But just how to use that spectrum was a hotly-contested battle that pitted technology companies against broadcasters and wireless audio equipment manufacturers.
Wireless microphones and other equipment used by broadcasters and event producers already use some of this spectrum, so those groups resisted the idea of letting unlicensed devices onto their airwaves, willy-nilly.
The FCC's latest decision means technology companies such as Google, Intel Motorola, Phillips and Dell -- which lobbied to "free the spectrum" so they could build data services on it -- will emerge as big winners.
Update 11/06: Dell has said it plans to launch white spaces capable laptops
Telecom carriers such as Verizon, AT&T, Sprint and Comcast will feel the pain and be forced to adapt to a new reality, say analysts.
Verizon and AT&T have paid billions over the last few years for exclusive chunks of spectrum. Also, Sprint and Clearwire are creating a WiMax network that could also be threatened by white spaces-based broadband.
White-space frequencies are unlicensed, which means any company can use the spectrum. By contrast, wireless carriers have exclusive, licensed access to the frequencies that their phones use.
"White spaces could be a friend or foe of existing carriers," says Paul Gallant, an analyst with research wealth management firm The Stanford Group. "It might end up enabling carriers to enhance their retail offerings, or it could be used in completely new ways to undercut the existing business models."
Sprint declined to comment.
White spaces have been coveted by technology companies for their potential. The spectrum will allow wireless signals to travel two to three times farther than WiFi signals can today, including through obstacles.
Allowing for unlicensed use of white spaces means consumers will see a new generation of wireless broadband devices, said Craig Mundie, chief strategy officer for Microsoft, in a letter to members of the House of Representatives a few days ago.
It will enable low wireless broadband service in rural areas, self-forming mesh networks capable of routing traffic at speeds of 20 megabits per second and above within the mesh; and wireless distribution of content throughout the home and among devices, said Mundie.
That's exactly what consumers need today, agrees Meinrath. "All those problems of diversity on the airwaves and access to internet broadband connectivity are predicated on the artificial scarcity of airwaves," he says. "They will be alleviated."
The future of communications is in seamless roaming across not just networks but also technologies such as wireline broadband, WiFi and cellular networks.
"The devices of the future will allow you to completely un-tether yourself," says Meinrath.
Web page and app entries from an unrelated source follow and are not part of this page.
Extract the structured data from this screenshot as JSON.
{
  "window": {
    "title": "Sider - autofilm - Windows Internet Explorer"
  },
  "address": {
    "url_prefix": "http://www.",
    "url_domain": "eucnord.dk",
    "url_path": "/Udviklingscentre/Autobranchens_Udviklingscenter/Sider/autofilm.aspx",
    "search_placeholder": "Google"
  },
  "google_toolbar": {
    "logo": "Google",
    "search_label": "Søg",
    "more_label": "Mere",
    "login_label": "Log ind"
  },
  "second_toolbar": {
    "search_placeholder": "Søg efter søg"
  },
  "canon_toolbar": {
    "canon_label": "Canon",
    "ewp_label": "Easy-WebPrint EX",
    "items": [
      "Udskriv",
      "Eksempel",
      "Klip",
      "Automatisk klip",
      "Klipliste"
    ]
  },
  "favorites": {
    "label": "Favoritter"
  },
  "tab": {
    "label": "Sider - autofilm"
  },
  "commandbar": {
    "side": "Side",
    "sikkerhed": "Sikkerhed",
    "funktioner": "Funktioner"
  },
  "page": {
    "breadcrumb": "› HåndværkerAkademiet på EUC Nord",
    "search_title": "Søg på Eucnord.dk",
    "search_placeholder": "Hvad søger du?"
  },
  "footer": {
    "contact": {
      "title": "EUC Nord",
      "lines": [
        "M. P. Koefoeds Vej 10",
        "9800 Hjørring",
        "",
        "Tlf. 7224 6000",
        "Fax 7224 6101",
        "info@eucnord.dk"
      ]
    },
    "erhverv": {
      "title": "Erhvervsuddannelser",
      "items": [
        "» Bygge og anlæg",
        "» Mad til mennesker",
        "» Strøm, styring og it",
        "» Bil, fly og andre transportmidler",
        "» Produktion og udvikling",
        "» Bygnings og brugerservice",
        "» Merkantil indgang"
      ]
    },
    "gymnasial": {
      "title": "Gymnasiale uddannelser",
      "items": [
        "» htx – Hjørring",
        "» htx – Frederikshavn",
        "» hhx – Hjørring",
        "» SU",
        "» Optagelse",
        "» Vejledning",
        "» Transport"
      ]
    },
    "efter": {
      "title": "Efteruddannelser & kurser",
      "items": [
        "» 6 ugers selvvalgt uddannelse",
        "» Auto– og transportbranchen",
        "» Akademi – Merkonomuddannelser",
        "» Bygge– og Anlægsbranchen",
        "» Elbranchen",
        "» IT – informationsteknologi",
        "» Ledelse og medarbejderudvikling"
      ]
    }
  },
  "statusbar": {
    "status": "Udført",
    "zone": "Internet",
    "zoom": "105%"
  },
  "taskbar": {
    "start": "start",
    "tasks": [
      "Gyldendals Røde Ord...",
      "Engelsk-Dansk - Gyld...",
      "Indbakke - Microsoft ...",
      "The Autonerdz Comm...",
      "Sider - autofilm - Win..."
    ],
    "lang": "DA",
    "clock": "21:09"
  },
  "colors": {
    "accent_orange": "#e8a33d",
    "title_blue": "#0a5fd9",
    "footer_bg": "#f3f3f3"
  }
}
Already Google has applied for a patent that would allow the company to create such a device.
Chip companies such as Intel are also likely to profit from opening up of white spaces. Intel could potentially develop chips that can ride over white spaces, much like the WiFi and WiMax-enabled chips it produces today.
The move could also mean that companies such as Motorola, Phillips and Dell could create new mobile devices that could become alternatives to smartphones or companions to notebooks.
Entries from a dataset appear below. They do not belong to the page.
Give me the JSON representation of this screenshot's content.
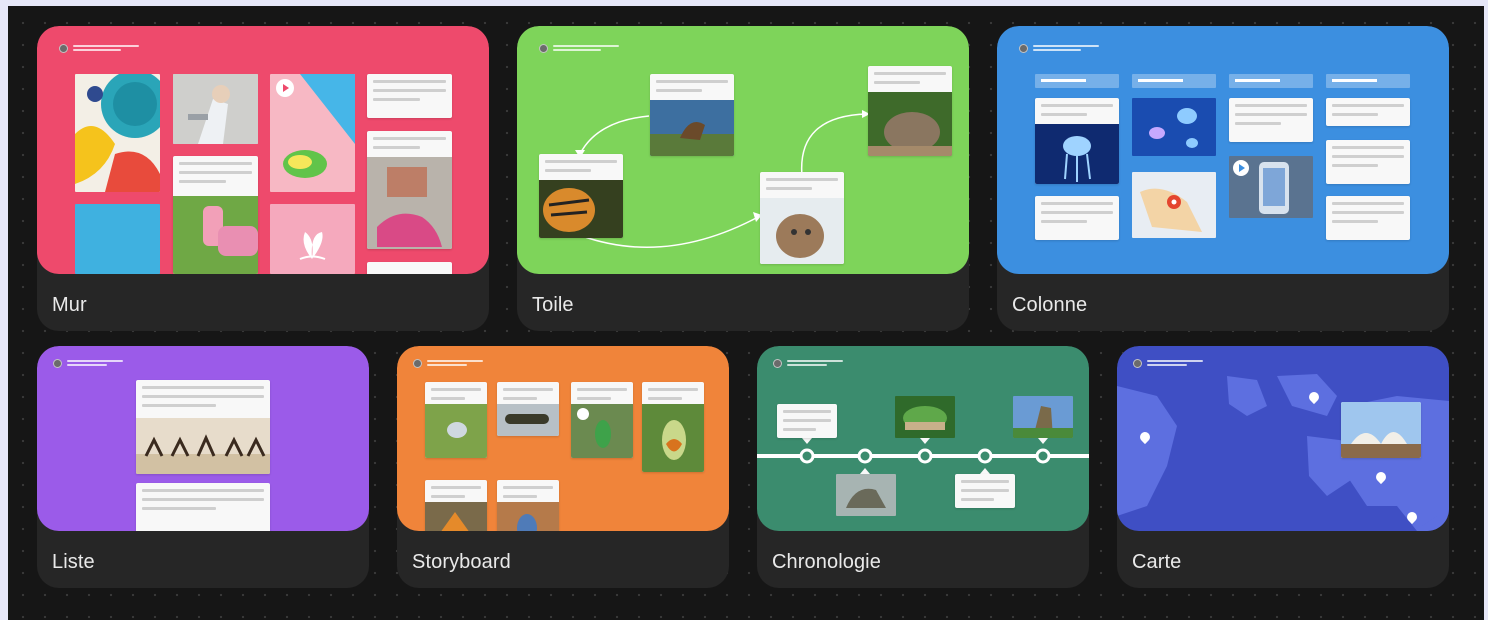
{
  "templates": [
    {
      "label": "Mur",
      "color": "#ee4a6c"
    },
    {
      "label": "Toile",
      "color": "#7ed45a"
    },
    {
      "label": "Colonne",
      "color": "#3c8fe0"
    },
    {
      "label": "Liste",
      "color": "#9b5be9"
    },
    {
      "label": "Storyboard",
      "color": "#f0843a"
    },
    {
      "label": "Chronologie",
      "color": "#3b8c6e"
    },
    {
      "label": "Carte",
      "color": "#3f4fc4"
    }
  ]
}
For telecom service providers, it will be the beginning of a new world. Broadband connectivity over white spaces could change the telecom landscape much like WiFi did a few years ago.
Existing service providers will have to evolve fast or find themselves sinking as newer players, probably a consortium led by Google, enter the market.
"The key question is, who is going to pick up the ball and run with it?" says Gallant.
Meanwhile Cablevision is building out a mobile broadband service in New York using unlicensed spectrum that's not white space, says Gallant. If Cablevision's experiment succeeds Comcast, Verizon and other service providers could end up embracing white spaces.
As for Verizon's $4.7 billion winning bid earlier this year for the 700-MHz spectrum, it won't be an investment they are likely to regret.
from Wired magazine.